Two things. First, we have been treated to all too loud lamentations that our very own Ngugi wa Thiong’o missed out on the Nobel Prize for Literature last month and, by inference, we are hurtling towards the conclusion that he will always be the bridesmaid, never the bride.
My own view is that it would be great news for black Africa, and for Kenya especially, if Ngugi were to be declared winner of the world’s most prestigious literary prize. It would be telling the rest of us, as did Lupita Nyong’o’s winning of the Oscar last year, that our creative dreams are valid.
RECOGNISED AT HOME
In some way, however, if truth be told, we have been there before although we still yearn for the validation that comes when one of us conquers the rest of the world.
The only problem with this narrative is that Kenya is yet to honour Ngugi at home. No, I am not talking about the government.
A writer’s greatest recognition comes from the publishing industry. The argument I would like to advance is that nearly all the authors who have won the Nobel Prize have first been recognised at home.
Take, for instance, Orhan Pamuk, the Turkish writer, who won the prize in 2006. Although he was a controversial character in his home country and, like Ngugi, he had run-ins with the government on account of his creative work and intellectual freedom, he had won several awards there, including the Milliyet Press Novel Contest in 1979, the Orhan Kemal Novel Prize in 1983 and the Madarali Novel Prize a year later.
Decades later, after his reputation was well-established at home, he won many honours across Europe, including in 2008, when the German publishing industry bestowed on him the highest honour for a creative writer in that country.
Alice Munro, who won the Nobel last year, has won many awards in her own home country, Canada.

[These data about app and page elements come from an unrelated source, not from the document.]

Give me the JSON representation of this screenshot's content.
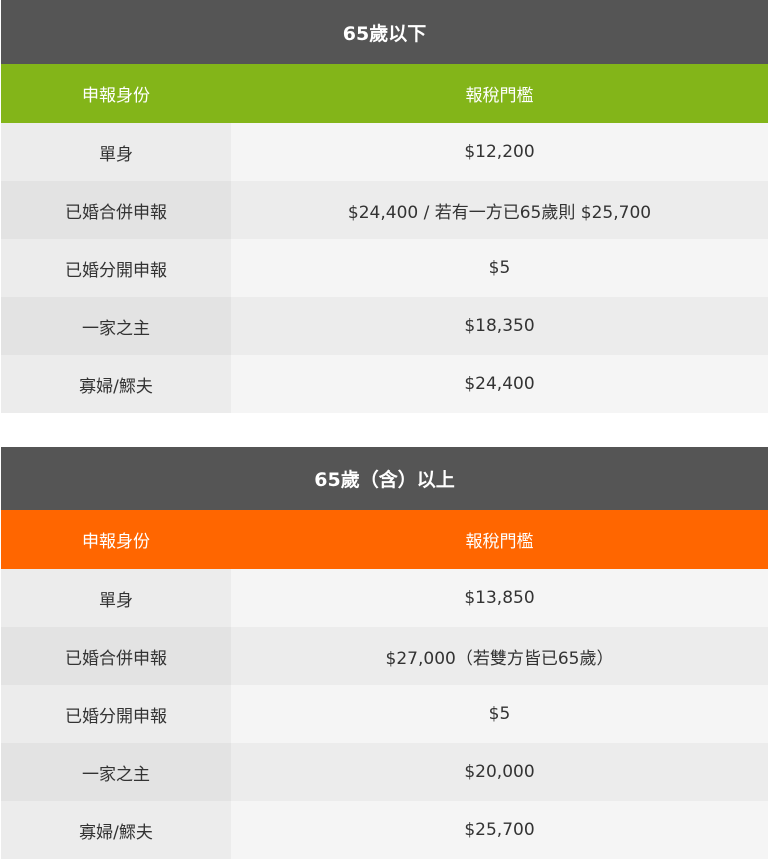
{
  "tables": [
    {
      "title": "65歲以下",
      "header": {
        "status": "申報身份",
        "threshold": "報稅門檻"
      },
      "header_color": "#83b519",
      "rows": [
        {
          "status": "單身",
          "threshold": "$12,200"
        },
        {
          "status": "已婚合併申報",
          "threshold": "$24,400 / 若有一方已65歲則 $25,700"
        },
        {
          "status": "已婚分開申報",
          "threshold": "$5"
        },
        {
          "status": "一家之主",
          "threshold": "$18,350"
        },
        {
          "status": "寡婦/鰥夫",
          "threshold": "$24,400"
        }
      ]
    },
    {
      "title": "65歲（含）以上",
      "header": {
        "status": "申報身份",
        "threshold": "報稅門檻"
      },
      "header_color": "#ff6600",
      "rows": [
        {
          "status": "單身",
          "threshold": "$13,850"
        },
        {
          "status": "已婚合併申報",
          "threshold": "$27,000（若雙方皆已65歲）"
        },
        {
          "status": "已婚分開申報",
          "threshold": "$5"
        },
        {
          "status": "一家之主",
          "threshold": "$20,000"
        },
        {
          "status": "寡婦/鰥夫",
          "threshold": "$25,700"
        }
      ]
    }
  ],
  "colors": {
    "title_bg": "#555555",
    "row_light": "#f5f5f5",
    "row_dark": "#ececec"
  }
}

In 1968, 1978 and 1986, she won the Governor General’s Award and also, the Giller Prize, twice (in 1998 and 2004).
According to Wikipedia, she was also the recipient of the Writers’ Trust of Canada’s 1996 Marian Engel Award, as well as the 2004 Rogers Writers’ Trust Fiction Prize. In 1998, she won the National Book Critics Circle Award in the US and in 2009, she won the Man Booker International Prize in the UK and later a Commonwealth regional prize.
Patrick Modiano, who won the Nobel Prize this year, was considered a surprise by the rest of the world. At home, however, a cursory search indicates that he has been recognised as a writer for over four decades, having won the 1972 Grand Prix du Roman de l’Académie Française, the 1978 Prix Goncourt and the 2010 Prix mondial Cino Del Duca from the Institut de France for lifetime achievement. Two years before he won the Nobel, he was awarded the 2012 Austrian State Prize for European Literature, meaning that his influence had already transcended borders.
Can the same be said about Ngugi? Has the publishing fraternity in Kenya recognised his contribution to literature since he first started writing in the early 1960s?
Kenya has two literary awards; the Jomo Kenyatta Prize for Literature and the Wahome Mutahi Literary Prize, which alternate from year to year.
I do not remember Ngugi winning any of the prizes. And because there is no pan-African prize, it means that the continent is yet to honour Ngugi, or any of its illustrious writers, in any way.
So why do Kenyans and Africans gang up to cry foul every time an African writer fails to win the Nobel? What have Kenya and Africa done to recognise Ngugi’s talent, moral, cultural and intellectual vision and his contribution to what Karl Marx called “the superstructure”, the intellectual foundation on which a society is built.
Second. It appears that either bookmakers have greater faith in Ngugi than those who purport to be fighting in his corner or they have a personal interest in making him appear like a hot favourite every year.
This perception is not helped by the announcements that have come from the Swedish Academy, which gives out the Nobel honours.
This year, one of the judges appeared to give credence to the betting industry when he said that there was more creativity among African and Asian writers compared to their European counterparts.
He even suggested that universities and other organisations should stop giving grants to European writers to stop shielding them from social realities and hardships, a trend he said, was blunting their creativity by alienating them from their societies.
Coming just days to the announcement of the prize, this could have been interpreted to mean that the award would either go to Africa or Asia.
Considering that Chinese writer Mo Yan had won the award in 2012, it left too much room for conjecture.
On the one hand, you had a judge saying they were impressed by the works coming from Africa and on the other, you had bookmakers saying the odds were in Ngugi’s favour. As a result, the hopes of the continent, and of black people worldwide, were raised on the basis of these two false premises.
In a nutshell, if we desire to honour Ngugi, let us not take our cues from bookmakers.
Let us honour him first at home and let us read his books so that in the event that he is declared a winner, we can have something tangible to say about his contribution to humanity, to the creative economy and to the marketplace of ideas.